Information ->

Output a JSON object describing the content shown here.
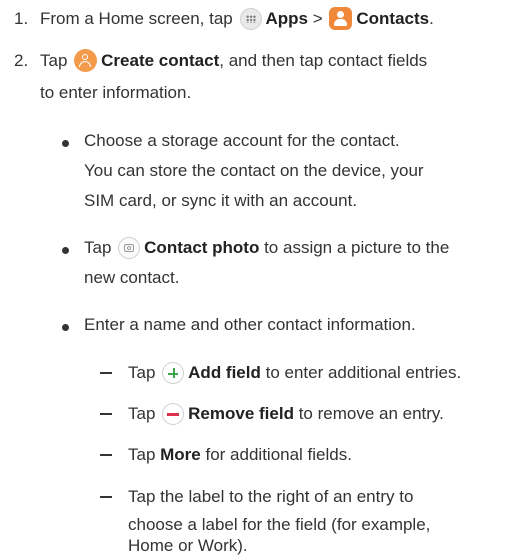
{
  "steps": [
    {
      "number": "1.",
      "text_before": "From a Home screen, tap",
      "apps_label": "Apps",
      "separator": ">",
      "contacts_label": "Contacts",
      "end_punct": "."
    },
    {
      "number": "2.",
      "text_before": "Tap",
      "create_label": "Create contact",
      "line1_after": ", and then tap contact fields",
      "line2": "to enter information."
    }
  ],
  "bullets": [
    {
      "lines": [
        "Choose a storage account for the contact.",
        "You can store the contact on the device, your",
        "SIM card, or sync it with an account."
      ]
    },
    {
      "text_before": "Tap",
      "bold_label": "Contact photo",
      "line1_after": " to assign a picture to the",
      "line2": "new contact."
    },
    {
      "lines": [
        "Enter a name and other contact information."
      ]
    }
  ],
  "sub_bullets": [
    {
      "text_before": "Tap",
      "bold_label": "Add field",
      "after": " to enter additional entries."
    },
    {
      "text_before": "Tap",
      "bold_label": "Remove field",
      "after": " to remove an entry."
    },
    {
      "text_before": "Tap ",
      "bold_label": "More",
      "after": " for additional fields."
    },
    {
      "lines": [
        "Tap the label to the right of an entry to",
        "choose a label for the field (for example,",
        "Home or Work)."
      ]
    }
  ],
  "icons": {
    "apps": "apps-grid-icon",
    "contacts": "contacts-app-icon",
    "create_contact": "create-contact-icon",
    "contact_photo": "camera-icon",
    "add_field": "plus-icon",
    "remove_field": "minus-icon"
  },
  "colors": {
    "contacts_icon": "#f0883a",
    "create_icon": "#f39a4b",
    "add_green": "#3fa34d",
    "remove_red": "#e0314b"
  }
}
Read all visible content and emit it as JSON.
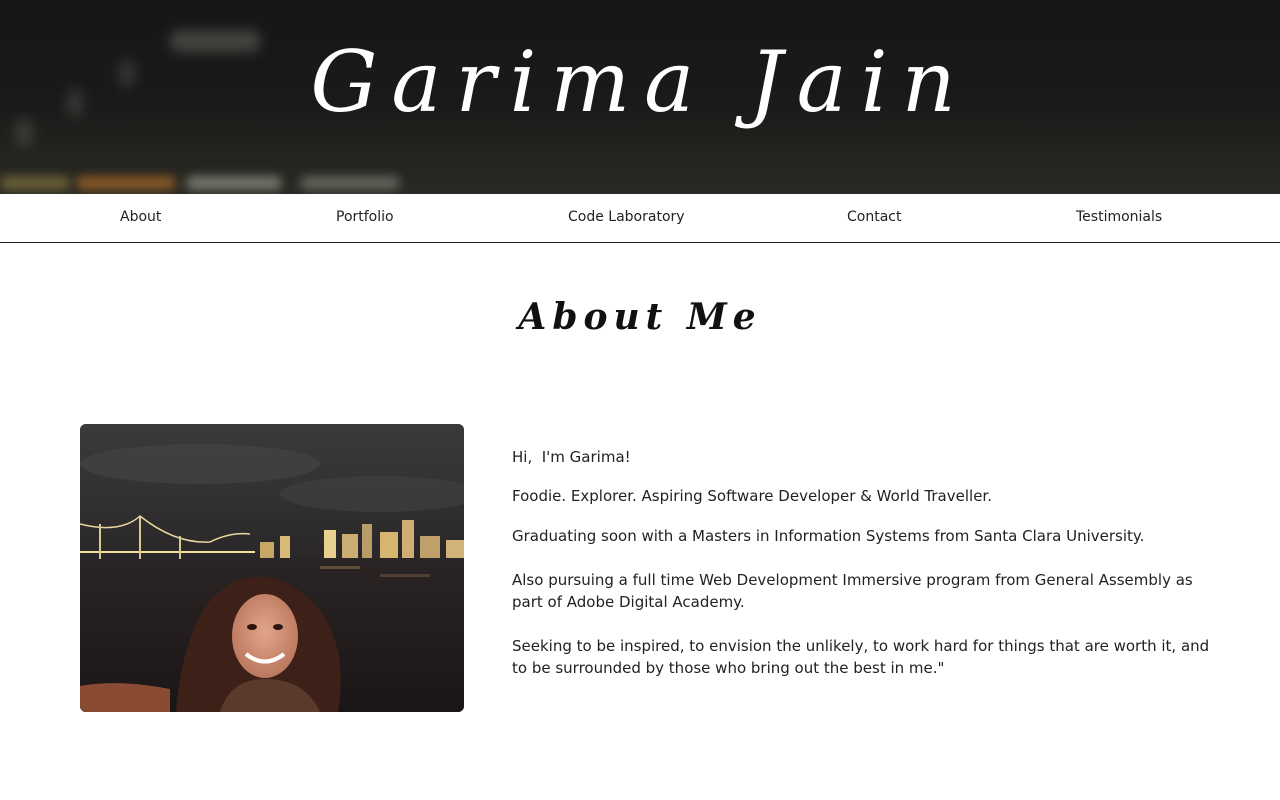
{
  "header": {
    "title": "Garima Jain"
  },
  "nav": {
    "items": [
      {
        "label": "About"
      },
      {
        "label": "Portfolio"
      },
      {
        "label": "Code Laboratory"
      },
      {
        "label": "Contact"
      },
      {
        "label": "Testimonials"
      }
    ]
  },
  "about": {
    "heading": "About Me",
    "greeting": "Hi,  I'm Garima!",
    "tagline": "Foodie. Explorer. Aspiring Software Developer & World Traveller.",
    "education": "Graduating soon with a Masters in Information Systems from Santa Clara University.",
    "program": "Also pursuing a full time Web Development Immersive program from General Assembly as part of Adobe Digital Academy.",
    "quote": "Seeking to be inspired, to envision the unlikely, to work hard for things that are worth it, and to be surrounded by those who bring out the best in me.\""
  },
  "colors": {
    "header_bg": "#151615",
    "text": "#222222",
    "nav_border": "#222222"
  }
}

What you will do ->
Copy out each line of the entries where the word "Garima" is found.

Task output ->
    "title": "Garima Jain"
    "greeting": "Hi,  I'm Garima!",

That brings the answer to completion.